I've no idea where you are, but if you're a long way from home and you are Scots, the Caern have put a lot on this, their first album, with you in mind. If you happen to live within inhaling distance of the heather and you've already crossed claymores with the folk scene, so much the better. You can't go wrong.
Introductions first: The Caern are three, which is appropriate, for the name is old Scots meaning a "small collection", and Bill Hill, Tom Smith and Jean Brooks are a most pleasing small collection. Bill and Tom both talented musicians are responsible for the excellent backing the group has not only on stage but throughout this L.P. For Jean Brooks' part I refer you to the front cover and to the excellent lead her voice gives the group.

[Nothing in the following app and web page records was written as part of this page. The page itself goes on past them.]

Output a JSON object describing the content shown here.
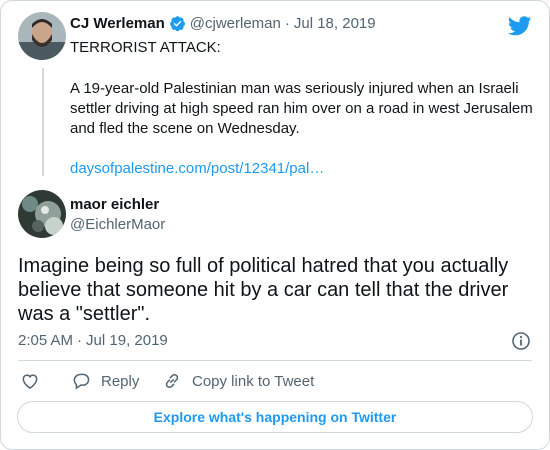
{
  "quoted_tweet": {
    "author_name": "CJ Werleman",
    "handle": "@cjwerleman",
    "separator": "·",
    "date": "Jul 18, 2019",
    "headline": "TERRORIST ATTACK:",
    "body": "A 19-year-old Palestinian man was seriously injured when an Israeli settler driving at high speed ran him over on a road in west Jerusalem and fled the scene on Wednesday.",
    "link": "daysofpalestine.com/post/12341/pal…"
  },
  "reply_tweet": {
    "author_name": "maor eichler",
    "handle": "@EichlerMaor",
    "text": "Imagine being so full of political hatred that you actually believe that someone hit by a car can tell that the driver was a \"settler\".",
    "time": "2:05 AM",
    "separator": "·",
    "date": "Jul 19, 2019"
  },
  "actions": {
    "reply_label": "Reply",
    "copy_label": "Copy link to Tweet"
  },
  "explore_label": "Explore what's happening on Twitter",
  "colors": {
    "twitter_blue": "#1d9bf0",
    "muted_gray": "#536471",
    "border": "#cfd9de"
  },
  "icons": [
    "twitter-bird-icon",
    "verified-badge-icon",
    "info-icon",
    "heart-icon",
    "reply-icon",
    "link-icon"
  ]
}
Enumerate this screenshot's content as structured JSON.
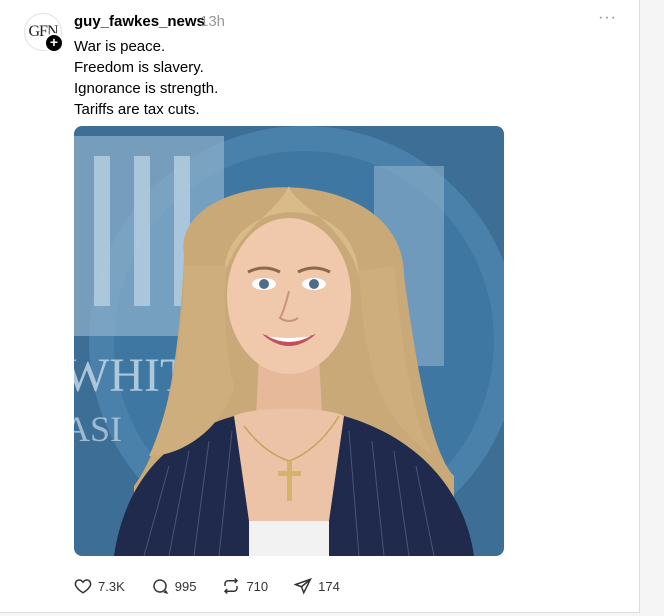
{
  "post": {
    "avatar_text": "GFN",
    "username": "guy_fawkes_news",
    "time": "13h",
    "more_label": "···",
    "lines": [
      "War is peace.",
      "Freedom is slavery.",
      "Ignorance is strength.",
      "Tariffs are tax cuts."
    ],
    "photo_icon": "photo-woman-pressroom",
    "actions": {
      "likes": "7.3K",
      "replies": "995",
      "reposts": "710",
      "shares": "174"
    }
  },
  "colors": {
    "background": "#ffffff",
    "muted": "#999999",
    "text": "#000000"
  }
}
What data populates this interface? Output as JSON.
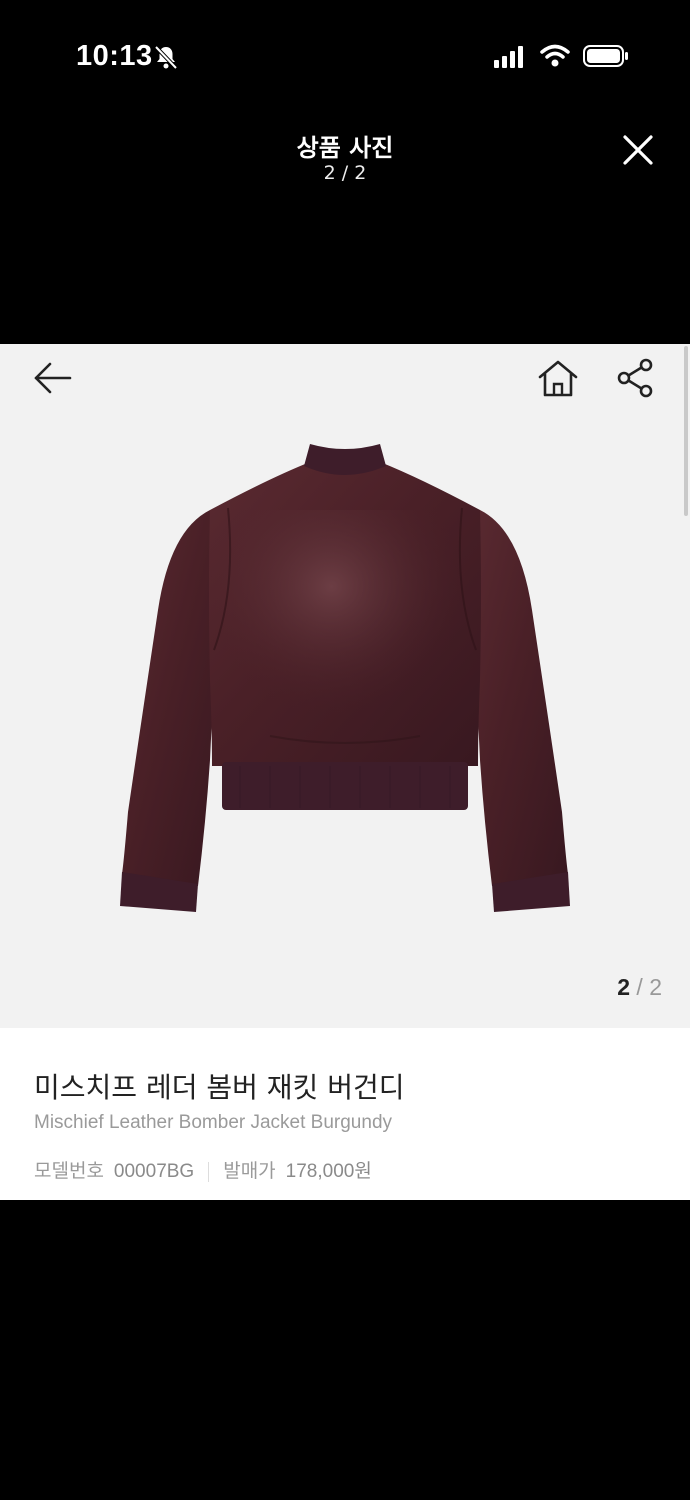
{
  "status_bar": {
    "time": "10:13"
  },
  "viewer": {
    "title": "상품 사진",
    "counter": "2 / 2"
  },
  "product": {
    "name_ko": "미스치프 레더 봄버 재킷 버건디",
    "name_en": "Mischief Leather Bomber Jacket Burgundy",
    "model_label": "모델번호",
    "model_value": "00007BG",
    "price_label": "발매가",
    "price_value": "178,000원"
  },
  "gallery": {
    "current": "2",
    "separator": "/",
    "total": "2"
  },
  "icons": {
    "close": "close-icon",
    "back": "back-arrow-icon",
    "home": "home-icon",
    "share": "share-icon",
    "bell": "bell-slash-icon"
  },
  "colors": {
    "jacket": "#4a2027",
    "rib": "#3e1d2a"
  }
}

They turned professional in April, 1968, in Edinburgh, their home and operational base. Although all three had considerable acclaim as solo artists, they decided to join forces and during this short time have toured in a package show with Jimmy Shand all summer, had T.V. and club dates in Yorkshire and N.E. of England and have even sampled cabaret in one of Edinburgh's plushiest nightspots. Says Bill, leader of the group "Folk music is our business, but we prefer to entertain rather than educate. If we catered with anyone in mind on the L.P. it's the exiled Scot and it so happens that this has given us the chance to include what we feel is some splendid, stirring material." Hearing is believing the remarkable rapport the Caern have built in a short association.

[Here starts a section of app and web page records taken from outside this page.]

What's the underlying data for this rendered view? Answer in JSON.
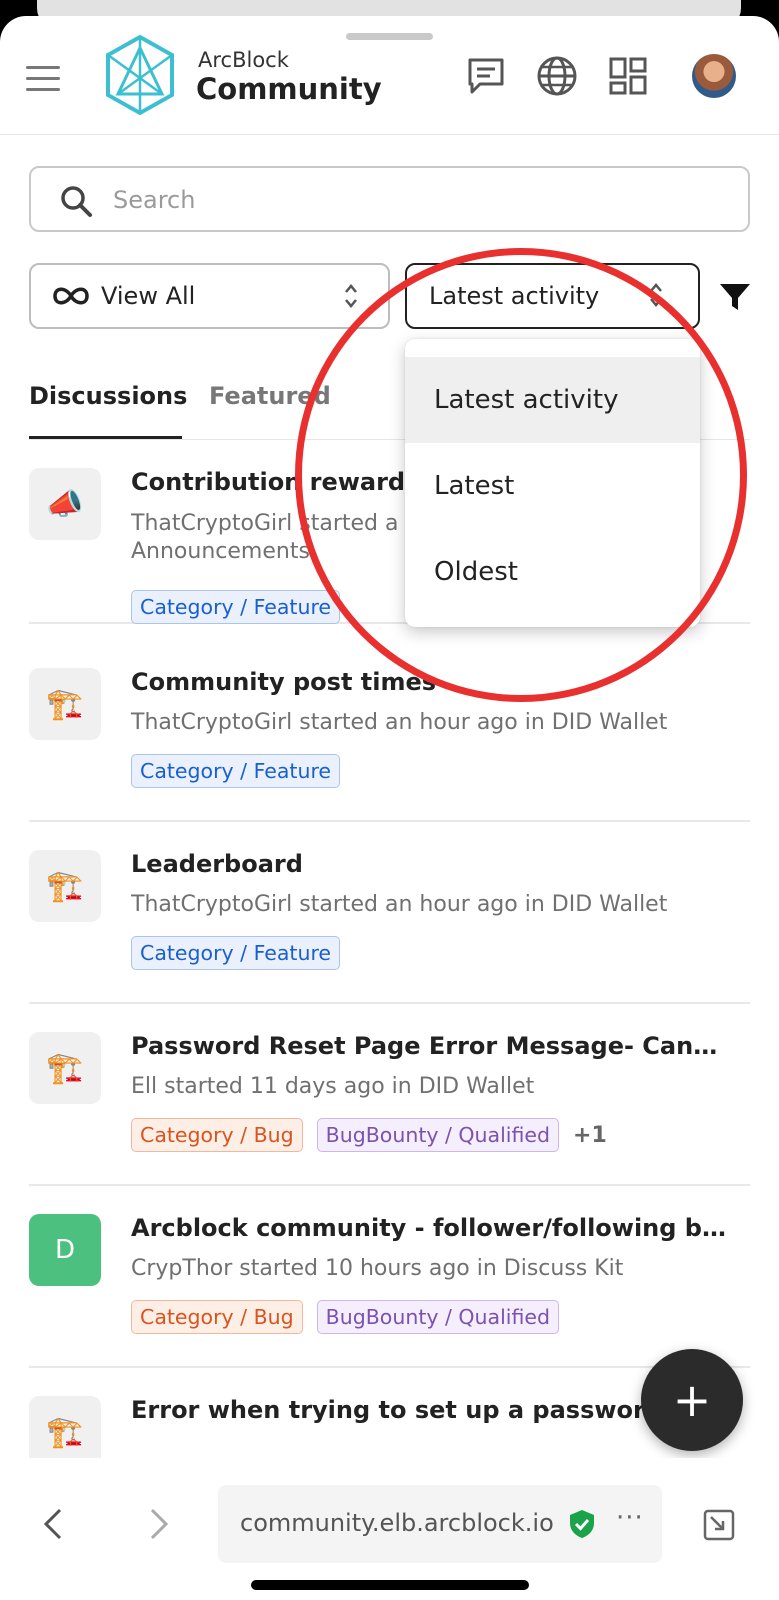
{
  "header": {
    "brand_top": "ArcBlock",
    "brand_main": "Community",
    "accent_color": "#3bbfd1"
  },
  "search": {
    "placeholder": "Search"
  },
  "filters": {
    "view_label": "View All",
    "sort_label": "Latest activity"
  },
  "tabs": {
    "discussions": "Discussions",
    "featured": "Featured"
  },
  "sort_menu": {
    "options": [
      "Latest activity",
      "Latest",
      "Oldest"
    ],
    "selected": "Latest activity"
  },
  "posts": [
    {
      "icon": "megaphone-icon",
      "title": "Contribution rewards",
      "subtitle": "ThatCryptoGirl started a",
      "subtitle2": "Announcements",
      "tags": [
        "Category / Feature"
      ]
    },
    {
      "icon": "crane-icon",
      "title": "Community post times",
      "subtitle": "ThatCryptoGirl started an hour ago in DID Wallet",
      "tags": [
        "Category / Feature"
      ]
    },
    {
      "icon": "crane-icon",
      "title": "Leaderboard",
      "subtitle": "ThatCryptoGirl started an hour ago in DID Wallet",
      "tags": [
        "Category / Feature"
      ]
    },
    {
      "icon": "crane-icon",
      "title": "Password Reset Page Error Message- Cannot…",
      "subtitle": "Ell started 11 days ago in DID Wallet",
      "tags": [
        "Category / Bug",
        "BugBounty / Qualified"
      ],
      "more": "+1"
    },
    {
      "avatar_letter": "D",
      "title": "Arcblock community - follower/following bug",
      "subtitle": "CrypThor started 10 hours ago in Discuss Kit",
      "tags": [
        "Category / Bug",
        "BugBounty / Qualified"
      ]
    },
    {
      "icon": "crane-icon",
      "title": "Error when trying to set up a password for DI…"
    }
  ],
  "fab_label": "+",
  "browser": {
    "url": "community.elb.arcblock.io",
    "menu": "···"
  },
  "colors": {
    "highlight_ring": "#e8312f",
    "tag_blue": "#1a5fd0",
    "tag_orange": "#d9541e",
    "tag_purple": "#7b52b0"
  }
}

Feel free to roam with the Caern from the Outer Hebrides, where the legendary Kishmul, chief of the Clan McNiel harboured his galley, to the borders with "The Floo'ers O' the Forest" which has special significance for the group, for while singing it at the Middlesbrough International Eisteddfod they moved the local police pipe band to tears! "The Derby Ram" leaves Tom ample room to show off his fine guitar technique and Jean, looking for some modern change out of a Robert Burns standard, finds it in "John Anderson".

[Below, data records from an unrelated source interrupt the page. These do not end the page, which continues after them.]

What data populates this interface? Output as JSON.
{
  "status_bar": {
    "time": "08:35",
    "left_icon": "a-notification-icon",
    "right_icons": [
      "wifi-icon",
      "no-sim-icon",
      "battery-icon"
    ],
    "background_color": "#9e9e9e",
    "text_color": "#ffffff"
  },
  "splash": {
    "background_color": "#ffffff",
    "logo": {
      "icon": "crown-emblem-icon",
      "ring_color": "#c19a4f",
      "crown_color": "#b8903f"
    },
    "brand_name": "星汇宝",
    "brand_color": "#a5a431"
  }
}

There's more Burns in the closing "A Man's A Man". If you're looking for a reason for this choice as a closure, it's certainly that the Caern feel this song echoes the sentiments of the group, It is as good a way as any of saying goodbye. Take it that the Caern will be back again, Soon,